Espionage and other national security-related prosecutions frequently require expert witnesses for the government to testify concerning highly sensitive intelligence gathering projects and sources affecting the national security. Often, such witnesses are essential in establishing one or more elements of the charge and in explaining to the jury the damage suffered by the United States as a consequence of the defendant's actions. Because of the highly sensitive nature of such testimony, prosecutors must rely on extensive pretrial preparation and on the provisions of the Classified Information Procedures Act (CIPA), 18 U.S.C. App. (Supp. V 1981), to avoid unnecessary or inadvertent disclosures of classified information by such witnesses during direct or cross-examination.
In preparing experts to testify concerning sensitive security matters, prosecutors -- working with Internal Security Section attorneys and consulting with representatives of the intelligence agency whose classified information is at issue -- must first identify what particularly sensitive areas may be subject to disclosure during the expert's direct or cross-examination. Using CIPA sections 6(a) and (c), the government may then seek, if necessary, pretrial evidentiary rulings on the relevance, admissibility and use of such classified information, including rulings on the scope of cross-examination of an expert witness.
Moreover, as an additional precautionary measure to prevent unnecessary disclosures of classified information, section 8(c) of CIPA addresses the problem presented during trial when the witness is asked a question that would require him or her to disclose classified information not previously found by the court to be admissible. Under section 8(c), the prosecutor may object to any question or line of inquiry that may require the witness to disclose such classified information. The court must then take suitable action "as will safeguard against the compromise of any classified information."
These CIPA procedures render it unnecessary, and indeed unwise, to burden a witness, even one testifying about highly sensitive matters, with extensive written instructions providing what may or may not be disclosed from the witness stand. The result of such directives could be that the witness may be unduly burdened, as he or she strives to be responsive and forthcoming, yet remain within the parameters of exacting instructions.
Prosecutors and intelligence community representatives should also note that written instructions to a witness could, in some circumstances, become producible under Jencks. In United States v. Goldberg, 425 U.S. 94, 98 (1976), the Supreme Court held that a writing prepared by a government lawyer relating to the subject of the testimony of a government witness becomes producible under Jencks if it is "signed or otherwise adopted or approved" by the witness. The Internal Security is prepared to assist USAOs in analyzing these issues and deciding upon the appropriate pretrial and trial use of CIPA and related procedures.

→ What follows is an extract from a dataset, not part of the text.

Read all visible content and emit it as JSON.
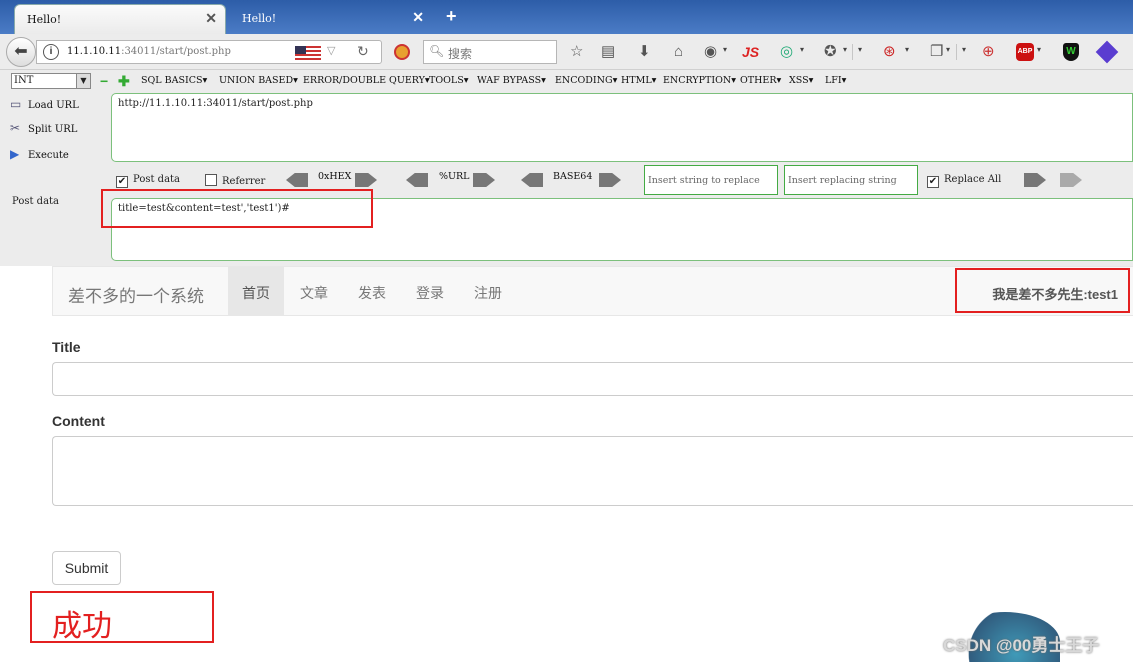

Please contact Ronald R. Roos, Senior Litigation Counsel, at (202) 514-1211, or Kevin P. Connolly, Senior Trial Attorney, Graymail Unit, Internal Security Section, at (202) 514-1244, if you have any questions or require further information.
[cited in JM 9-90.200]